**Your goal:**
Find every line below with the word "SHOW" in it, and copy each one.

▬▬▬▬▬▬▬▬▬▬

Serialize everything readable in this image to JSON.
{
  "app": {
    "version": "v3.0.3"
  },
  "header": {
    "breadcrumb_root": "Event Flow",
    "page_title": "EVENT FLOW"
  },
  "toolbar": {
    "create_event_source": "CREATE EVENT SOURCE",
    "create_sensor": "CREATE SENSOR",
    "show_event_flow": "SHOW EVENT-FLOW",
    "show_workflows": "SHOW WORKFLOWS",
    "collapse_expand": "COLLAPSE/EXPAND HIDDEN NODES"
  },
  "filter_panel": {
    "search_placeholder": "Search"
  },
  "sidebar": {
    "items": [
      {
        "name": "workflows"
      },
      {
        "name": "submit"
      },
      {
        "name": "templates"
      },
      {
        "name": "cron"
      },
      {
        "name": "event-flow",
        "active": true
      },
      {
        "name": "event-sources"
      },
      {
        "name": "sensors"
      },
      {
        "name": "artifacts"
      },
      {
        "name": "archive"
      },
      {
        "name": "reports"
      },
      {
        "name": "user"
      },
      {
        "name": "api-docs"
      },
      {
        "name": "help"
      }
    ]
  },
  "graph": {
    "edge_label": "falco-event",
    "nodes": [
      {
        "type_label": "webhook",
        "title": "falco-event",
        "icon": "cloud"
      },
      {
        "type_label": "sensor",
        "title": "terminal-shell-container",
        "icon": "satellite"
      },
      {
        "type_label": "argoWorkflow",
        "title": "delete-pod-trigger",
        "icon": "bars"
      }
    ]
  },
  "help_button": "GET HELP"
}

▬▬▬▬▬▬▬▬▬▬

**Result:**
    "show_event_flow": "SHOW EVENT-FLOW",
    "show_workflows": "SHOW WORKFLOWS",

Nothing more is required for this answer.